Maria: Whilst we’re on the topic of genres, before your solo work you were the former frontman of The Carnabys and your music had more of an indie-rock sound. How did your sound change and how would you describe your music now to someone who is yet to listen?
VC Pines: I always say it’s alternative soul. I think even before my old band, I started performing music by just playing in local pubs with my mates, and we’d play like three hours of covers. All the songs were old soul tunes like The Temptations, Bobby Womack, Otis Redding and stuff like that. So I feel like I learnt to sing or use singing as a medium by doing that. So I think my voice naturally holds that influence but what I’ve tried to do is make the music more contemporary and alternative. That’s why I call it alternative soul but there’s not an Apple Music genre that it fits in.
Maria: Seeing as we’re still at the start of the year, what are your new year’s resolutions?
VC Pines: I’ve actually really thought about this and I can nail this question! One was to read more books. I was reading loads during lockdown and then as life got busier and busier I kind of fell off that a little bit.

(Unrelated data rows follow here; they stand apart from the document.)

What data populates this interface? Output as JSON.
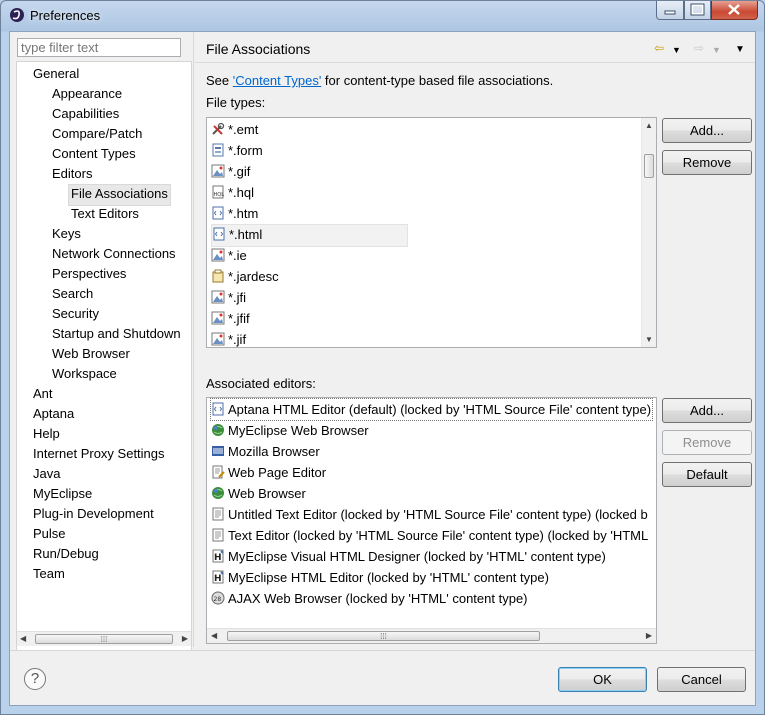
{
  "window": {
    "title": "Preferences"
  },
  "filter": {
    "placeholder": "type filter text"
  },
  "tree": {
    "items": [
      {
        "label": "General",
        "level": 0
      },
      {
        "label": "Appearance",
        "level": 1
      },
      {
        "label": "Capabilities",
        "level": 1
      },
      {
        "label": "Compare/Patch",
        "level": 1
      },
      {
        "label": "Content Types",
        "level": 1
      },
      {
        "label": "Editors",
        "level": 1
      },
      {
        "label": "File Associations",
        "level": 2,
        "selected": true
      },
      {
        "label": "Text Editors",
        "level": 2
      },
      {
        "label": "Keys",
        "level": 1
      },
      {
        "label": "Network Connections",
        "level": 1
      },
      {
        "label": "Perspectives",
        "level": 1
      },
      {
        "label": "Search",
        "level": 1
      },
      {
        "label": "Security",
        "level": 1
      },
      {
        "label": "Startup and Shutdown",
        "level": 1
      },
      {
        "label": "Web Browser",
        "level": 1
      },
      {
        "label": "Workspace",
        "level": 1
      },
      {
        "label": "Ant",
        "level": 0
      },
      {
        "label": "Aptana",
        "level": 0
      },
      {
        "label": "Help",
        "level": 0
      },
      {
        "label": "Internet Proxy Settings",
        "level": 0
      },
      {
        "label": "Java",
        "level": 0
      },
      {
        "label": "MyEclipse",
        "level": 0
      },
      {
        "label": "Plug-in Development",
        "level": 0
      },
      {
        "label": "Pulse",
        "level": 0
      },
      {
        "label": "Run/Debug",
        "level": 0
      },
      {
        "label": "Team",
        "level": 0
      }
    ]
  },
  "page": {
    "title": "File Associations",
    "desc_prefix": "See ",
    "desc_link": "'Content Types'",
    "desc_suffix": " for content-type based file associations.",
    "file_types_label": "File types:",
    "associated_label": "Associated editors:"
  },
  "file_types": [
    {
      "label": "*.emt",
      "icon": "tools-icon"
    },
    {
      "label": "*.form",
      "icon": "form-icon"
    },
    {
      "label": "*.gif",
      "icon": "image-icon"
    },
    {
      "label": "*.hql",
      "icon": "hql-icon"
    },
    {
      "label": "*.htm",
      "icon": "html-icon"
    },
    {
      "label": "*.html",
      "icon": "html-icon",
      "selected": true
    },
    {
      "label": "*.ie",
      "icon": "image-icon"
    },
    {
      "label": "*.jardesc",
      "icon": "jar-icon"
    },
    {
      "label": "*.jfi",
      "icon": "image-icon"
    },
    {
      "label": "*.jfif",
      "icon": "image-icon"
    },
    {
      "label": "*.jif",
      "icon": "image-icon"
    }
  ],
  "editors": [
    {
      "label": "Aptana HTML Editor (default) (locked by 'HTML Source File' content type)",
      "icon": "html-icon",
      "selected": true
    },
    {
      "label": "MyEclipse Web Browser",
      "icon": "globe-icon"
    },
    {
      "label": "Mozilla Browser",
      "icon": "mozilla-icon"
    },
    {
      "label": "Web Page Editor",
      "icon": "page-editor-icon"
    },
    {
      "label": "Web Browser",
      "icon": "globe-icon"
    },
    {
      "label": "Untitled Text Editor (locked by 'HTML Source File' content type) (locked b",
      "icon": "text-file-icon"
    },
    {
      "label": "Text Editor (locked by 'HTML Source File' content type) (locked by 'HTML",
      "icon": "text-file-icon"
    },
    {
      "label": "MyEclipse Visual HTML Designer (locked by 'HTML' content type)",
      "icon": "html-designer-icon"
    },
    {
      "label": "MyEclipse HTML Editor (locked by 'HTML' content type)",
      "icon": "html-designer-icon"
    },
    {
      "label": "AJAX Web Browser (locked by 'HTML' content type)",
      "icon": "ajax-icon"
    }
  ],
  "buttons": {
    "add_types": "Add...",
    "remove_types": "Remove",
    "add_editor": "Add...",
    "remove_editor": "Remove",
    "default_editor": "Default",
    "ok": "OK",
    "cancel": "Cancel"
  },
  "colors": {
    "link": "#0066cc",
    "default_button_border": "#3c7fb1"
  }
}
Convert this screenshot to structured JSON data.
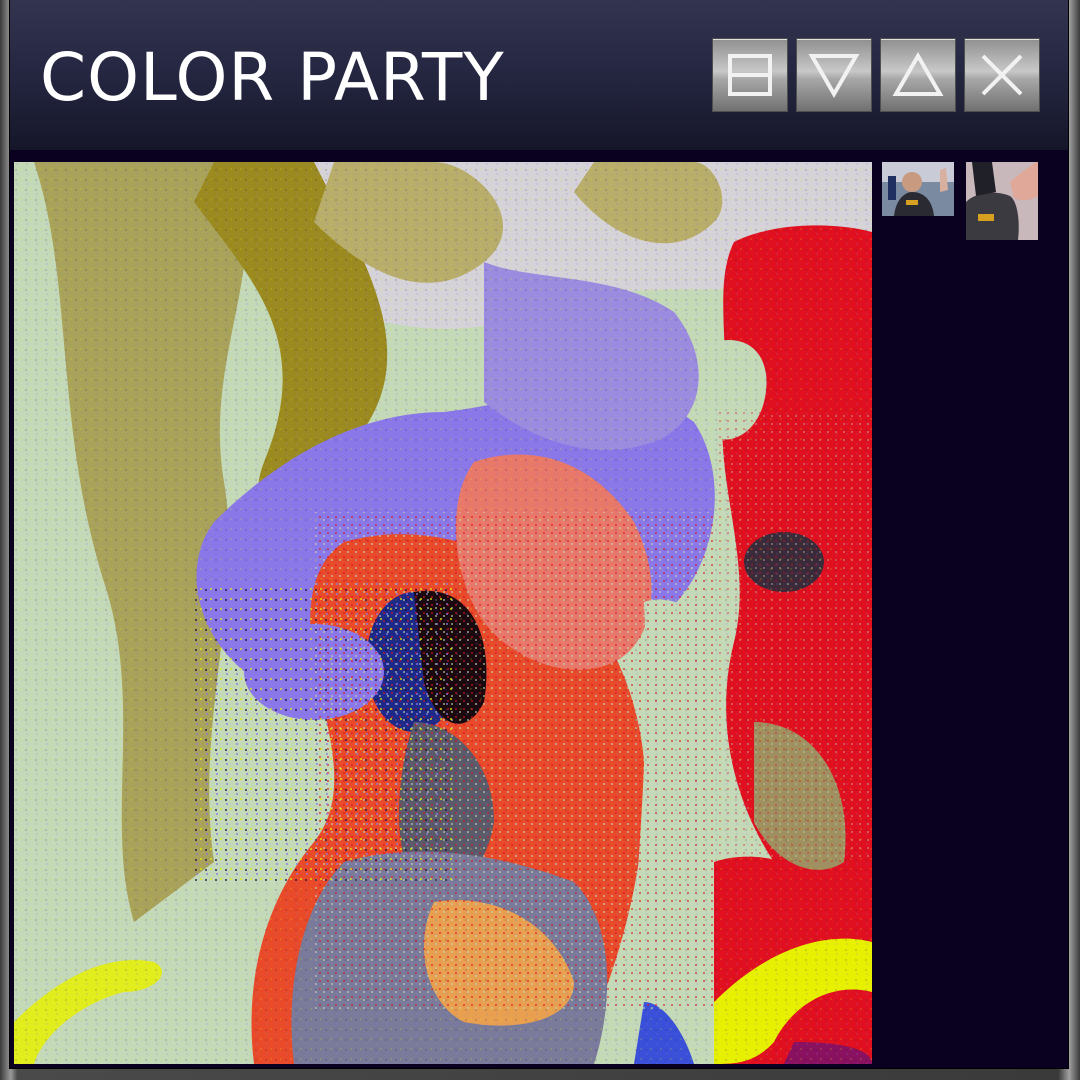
{
  "window": {
    "title": "COLOR PARTY",
    "controls": [
      {
        "name": "layout-button",
        "icon": "split-layout-icon"
      },
      {
        "name": "down-button",
        "icon": "triangle-down-icon"
      },
      {
        "name": "up-button",
        "icon": "triangle-up-icon"
      },
      {
        "name": "close-button",
        "icon": "close-icon"
      }
    ]
  },
  "video": {
    "main_feed": "color-party-filtered-feed",
    "thumbnails": [
      {
        "name": "participant-thumbnail-1"
      },
      {
        "name": "participant-thumbnail-2"
      }
    ]
  },
  "colors": {
    "titlebar_top": "#33344f",
    "titlebar_bottom": "#151629",
    "panel_bg": "#0a0020",
    "feed_red": "#e01020",
    "feed_orange": "#e84a2a",
    "feed_lavender": "#8a78e8",
    "feed_olive": "#9a8a20",
    "feed_mint": "#c4d9b8",
    "feed_yellow": "#e6f000"
  }
}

The second one is to nail my chocolate addiction. Once I have a bit of chocolate I just can’t stop! The third one was to try and ignore my FOMO (fear-of-missing-out). I’ve been saying yes to everything and just burning myself. I feel like because I’m more confident in my music, I’m more confident in saying no to things or like skipping this, but going to that. Do you know what it was? I’d say yes to everything and then the things that were actually really important or really good to go to or see, I was knackered doing that and then not really enjoying it.

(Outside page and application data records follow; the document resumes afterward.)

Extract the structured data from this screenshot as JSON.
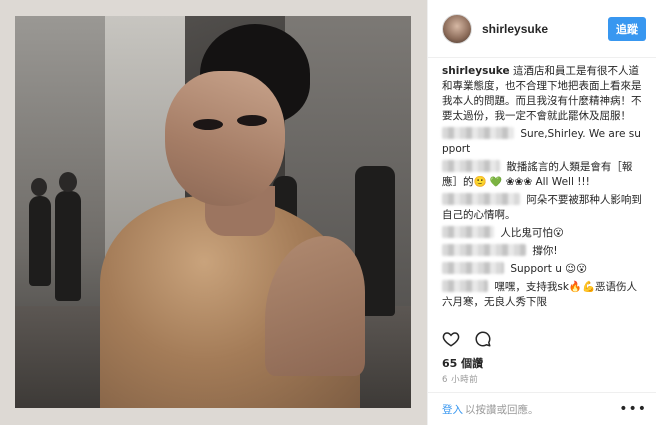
{
  "header": {
    "username": "shirleysuke",
    "follow_label": "追蹤"
  },
  "caption": {
    "user": "shirleysuke",
    "text": "這酒店和員工是有很不人道和專業態度，也不合理下地把表面上看來是我本人的問題。而且我沒有什麼精神病！不要太過份，我一定不會就此罷休及屈服！"
  },
  "comments": [
    {
      "blur_w": 72,
      "text": "Sure,Shirley. We are support",
      "emoji": ""
    },
    {
      "blur_w": 58,
      "text": "散播謠言的人類是會有［報應］的🙂",
      "emoji": "💚",
      "extra": "❀❀❀ All Well !!!"
    },
    {
      "blur_w": 78,
      "text": "阿朵不要被那种人影响到自己的心情啊。",
      "emoji": ""
    },
    {
      "blur_w": 52,
      "text": "人比鬼可怕😮",
      "emoji": ""
    },
    {
      "blur_w": 84,
      "text": "撐你!",
      "emoji": ""
    },
    {
      "blur_w": 62,
      "text": "Support u 😉😮",
      "emoji": ""
    },
    {
      "blur_w": 46,
      "text": "嘿嘿，支持我sk🔥💪恶语伤人六月寒，无良人秀下限",
      "emoji": ""
    }
  ],
  "stats": {
    "likes": "65 個讚",
    "time": "6 小時前"
  },
  "footer": {
    "login": "登入",
    "rest": "以按讚或回應。",
    "more": "•••"
  },
  "colors": {
    "accent": "#3897f0",
    "text": "#262626",
    "muted": "#999999"
  }
}
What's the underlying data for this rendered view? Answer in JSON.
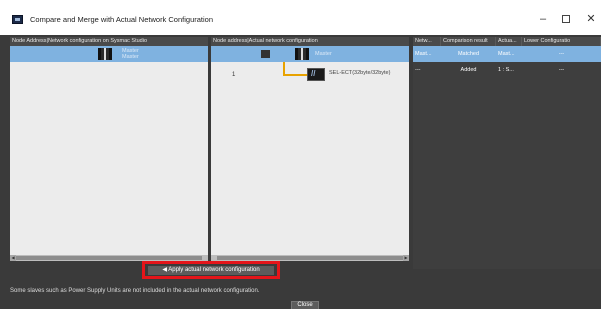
{
  "window": {
    "title": "Compare and Merge with Actual Network Configuration",
    "minimize_icon": "minimize-icon",
    "maximize_icon": "maximize-icon",
    "close_icon": "close-icon"
  },
  "left_pane": {
    "header": "Node Address|Network configuration on Sysmac Studio",
    "master_label": "Master\nMaster"
  },
  "mid_pane": {
    "header": "Node address|Actual network configuration",
    "master_label": "Master",
    "slave": {
      "node": "1",
      "name": "SEL-ECT(32byte/32byte)"
    }
  },
  "comparison_table": {
    "columns": [
      "Netw...",
      "Comparison result",
      "Actua...",
      "Lower Configuratio"
    ],
    "rows": [
      [
        "Mast...",
        "Matched",
        "Mast...",
        "---"
      ],
      [
        "---",
        "Added",
        "1 : S...",
        "---"
      ]
    ]
  },
  "actions": {
    "apply_label": "◀ Apply actual network configuration",
    "close_label": "Close"
  },
  "info": "Some slaves such as Power Supply Units are not included in the actual network configuration.",
  "colors": {
    "selection": "#7fb2e0",
    "highlight_border": "#e4151a",
    "dialog_bg": "#3a3a3a"
  }
}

Maria: Those are good ones! So do you have any goals music-wise for this year?
VC Pines: There’s loads of things coming up and I’m gonna announce them bit by bit, but yeah this year is really well planned out and there’s loads coming…
Maria: As we come to the end of Jan and people might have felt inspired to start making music or maybe try and take their music to the next level this year…what advice would you give to them?
VC Pines: Work out what sound naturally comes from you and roll with it. See what people think but don’t take too many bits of advice as gospel. Take things on board but use them in your own way otherwise you get confused. You can ask two people from the same office and they’ll give you conflicting advice, the truth is no one knows what they’re doing in this industry. So just do what you think and then if it doesn’t work there’s no one to blame or you can just say the world isn’t ready for your music right now, but maybe they will be in six months time. I think that’s it, take people’s advice on board, but don’t listen to too many people and take it too literally.